Jean Allman teaches African history at Washington University, St. Louis, where she is the J. H. Hexter Professor in the Humanities. Her recent books include Fashioning Africa: Power and the Politics of Dress (Indiana University Press, 2004) and Tongnaab: The History of a West African God, with John Parker (Indiana University Press, 2005). Her research on gender and colonialism has appeared in the Journal of African History, Africa, Gender and History, Journal of Colonialism and Colonial History, Radical History Review, and History Workshop Journal. With Antoinette Burton, she edits the Journal of Women's History.
Jocelyn Olcott is an associate professor in the department of history at Duke University. She is the author of Revolutionary Women in Postrevolutionary Mexico (Duke University Press, 2005) and co-editor with Mary Kay Vaughan and Gabriela Cano of Sex in Revolution: Gender, Politics, and Power in Modern Mexico (Duke University Press, 2006). She is currently working on a book on the 1975 International Women's Year Conference in Mexico City as well as a full-length biography of Concha Michel.
Robyn Muncy is an associate professor of history at the University of Maryland, College Park. She is author of Creating a Female Dominion in American Reform, 1890–1935 (Oxford University Press, 1991) and, with Sonya Michel, of Engendering America: A Documentary History from 1865 to the Present (McGraw–Hill, 1999). She is currently writing a biography of Josephine Roche.
Allison Berg is an associate professor of humanities, culture, and writing at James Madison College, an interdisciplinary college of public affairs at Michigan State University. She is the author of Mothering the Race: Women's Narratives of Reproduction, 1890–1930 (University of Illinois Press, 2002) and several articles on African American literature and culture.
Ellen Fleischmann is an associate professor of history at the University of Dayton. She received her PhD from Georgetown University in 1996. Her research interests include history of women and gender in the Middle East, women's movements in the Mashriq, Palestinian history, and history of missions in the Middle East. She is author of The Nation and Its 'New' Women: The Palestinian Women's Movement, 1920–1948 (University [End Page 204] of California Press, 2003). Other publications have appeared in Islam and Christian-Muslim Relations, Journal of Palestine Studies, History Workshop Journal, Jerusalem Quarterly File, Women's History Review, and several edited volumes. She is currently working on a book tentatively entitled "'Under an American Roof': The Encounter Among Women of Greater Syria and American Protestant Missionaries, c. 1840–1945."

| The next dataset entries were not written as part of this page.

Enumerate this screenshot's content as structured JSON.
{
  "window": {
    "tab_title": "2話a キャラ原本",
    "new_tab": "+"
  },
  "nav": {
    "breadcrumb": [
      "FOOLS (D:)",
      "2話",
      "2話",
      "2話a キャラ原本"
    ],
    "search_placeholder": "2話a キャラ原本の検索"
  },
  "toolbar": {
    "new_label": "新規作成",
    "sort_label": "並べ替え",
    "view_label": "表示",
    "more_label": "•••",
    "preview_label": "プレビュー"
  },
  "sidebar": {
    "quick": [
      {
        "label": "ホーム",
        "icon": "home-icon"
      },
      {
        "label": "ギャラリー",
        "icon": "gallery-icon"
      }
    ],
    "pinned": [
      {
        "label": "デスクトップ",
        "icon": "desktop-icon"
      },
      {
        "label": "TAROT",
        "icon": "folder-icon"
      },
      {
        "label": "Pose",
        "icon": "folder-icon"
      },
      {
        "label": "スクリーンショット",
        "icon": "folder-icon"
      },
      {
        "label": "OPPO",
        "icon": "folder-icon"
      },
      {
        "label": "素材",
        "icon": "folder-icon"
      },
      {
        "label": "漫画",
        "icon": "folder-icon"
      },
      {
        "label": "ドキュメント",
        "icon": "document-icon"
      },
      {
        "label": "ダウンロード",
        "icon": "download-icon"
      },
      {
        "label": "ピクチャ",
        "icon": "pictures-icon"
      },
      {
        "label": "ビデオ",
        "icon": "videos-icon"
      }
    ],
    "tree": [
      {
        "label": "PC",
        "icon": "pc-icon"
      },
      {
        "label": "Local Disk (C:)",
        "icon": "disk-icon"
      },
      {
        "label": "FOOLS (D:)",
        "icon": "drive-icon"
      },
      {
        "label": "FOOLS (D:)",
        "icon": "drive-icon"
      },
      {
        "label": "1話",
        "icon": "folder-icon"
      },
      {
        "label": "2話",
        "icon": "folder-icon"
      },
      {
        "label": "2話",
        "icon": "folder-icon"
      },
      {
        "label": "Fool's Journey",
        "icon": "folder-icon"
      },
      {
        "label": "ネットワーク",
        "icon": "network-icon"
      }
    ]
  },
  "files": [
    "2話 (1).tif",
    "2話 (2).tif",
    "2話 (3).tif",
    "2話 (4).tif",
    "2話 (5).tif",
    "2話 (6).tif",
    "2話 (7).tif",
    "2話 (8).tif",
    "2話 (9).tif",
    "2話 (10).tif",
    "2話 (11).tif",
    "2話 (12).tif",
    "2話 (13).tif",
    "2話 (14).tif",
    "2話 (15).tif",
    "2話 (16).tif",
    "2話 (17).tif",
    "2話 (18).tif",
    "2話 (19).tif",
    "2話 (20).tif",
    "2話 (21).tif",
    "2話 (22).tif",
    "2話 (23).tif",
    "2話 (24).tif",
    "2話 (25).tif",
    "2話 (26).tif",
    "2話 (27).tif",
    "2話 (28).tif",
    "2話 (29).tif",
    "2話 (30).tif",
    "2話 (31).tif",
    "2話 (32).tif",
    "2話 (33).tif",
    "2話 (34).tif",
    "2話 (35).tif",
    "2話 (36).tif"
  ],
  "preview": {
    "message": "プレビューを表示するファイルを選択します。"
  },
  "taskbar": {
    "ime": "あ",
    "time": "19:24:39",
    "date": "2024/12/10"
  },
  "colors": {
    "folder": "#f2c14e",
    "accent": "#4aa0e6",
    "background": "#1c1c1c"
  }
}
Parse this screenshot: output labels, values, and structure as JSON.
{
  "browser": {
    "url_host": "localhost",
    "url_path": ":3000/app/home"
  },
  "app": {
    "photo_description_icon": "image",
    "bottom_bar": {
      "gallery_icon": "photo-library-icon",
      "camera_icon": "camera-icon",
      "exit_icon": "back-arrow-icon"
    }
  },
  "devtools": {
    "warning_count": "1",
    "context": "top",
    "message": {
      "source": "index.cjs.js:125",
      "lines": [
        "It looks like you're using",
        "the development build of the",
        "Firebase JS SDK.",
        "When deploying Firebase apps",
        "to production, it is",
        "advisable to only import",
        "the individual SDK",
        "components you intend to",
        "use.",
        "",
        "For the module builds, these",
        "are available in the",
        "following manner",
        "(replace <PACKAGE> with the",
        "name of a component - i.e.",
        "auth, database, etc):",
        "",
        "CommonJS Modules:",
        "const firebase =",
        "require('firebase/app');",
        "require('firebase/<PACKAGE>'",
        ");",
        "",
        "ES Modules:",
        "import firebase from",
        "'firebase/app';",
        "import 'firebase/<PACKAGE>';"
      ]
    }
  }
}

Rebecca Ginsburg is an assistant professor in the Department of Landscape Architecture at the University of Illinois, Urbana-Champaign. Her forthcoming book on the landscapes of domestic service in South Africa, At Home With Apartheid, is forthcoming from the University of Virginia Press. Her current research interests include the geographies of the Atlantic slave trade and escapes from North American slavery.
Devoney Looser is a professor of English at the University of Missouri. She is the author of Women Writers and Old Age in Great Britain, 1750–1850 (Johns Hopkins University Press, 2008) and British Women Writers and the Writing of History, 1670–1820 (Johns Hopkins University Press, 2000). Since 2004, she has served as the co-editor of the Journal for Early Modern Cultural Studies. She is at work on a biography of the nineteenth-century sister novelists Jane and Anna Maria Porter.
Kathryn J. Oberdeck is an associate professor of history at the University of Illinois, Urbana-Champaign, where she teaches U.S. cultural and intellectual history and social theory. She is the author of The Evangelist and the Impresario: Religion, Entertainment, and Cultural Politics in America, 1884–1914 (Johns Hopkins University Press, 1999), as well as articles in American Quarterly, Radical History Review, Gender and History, and in several edited collections. She is currently at work on a history of culturally contested meanings of space, place, and hygiene in the welfare capitalist town built by the plumbing manufacturer Kohler of Kohler in Wisconsin. She traces these meanings as they played out in regional, national, and global networks of town planning, industrial class conflict, domestic labor, and modern plumbing.
Eve M. Troutt Powell is an associate professor...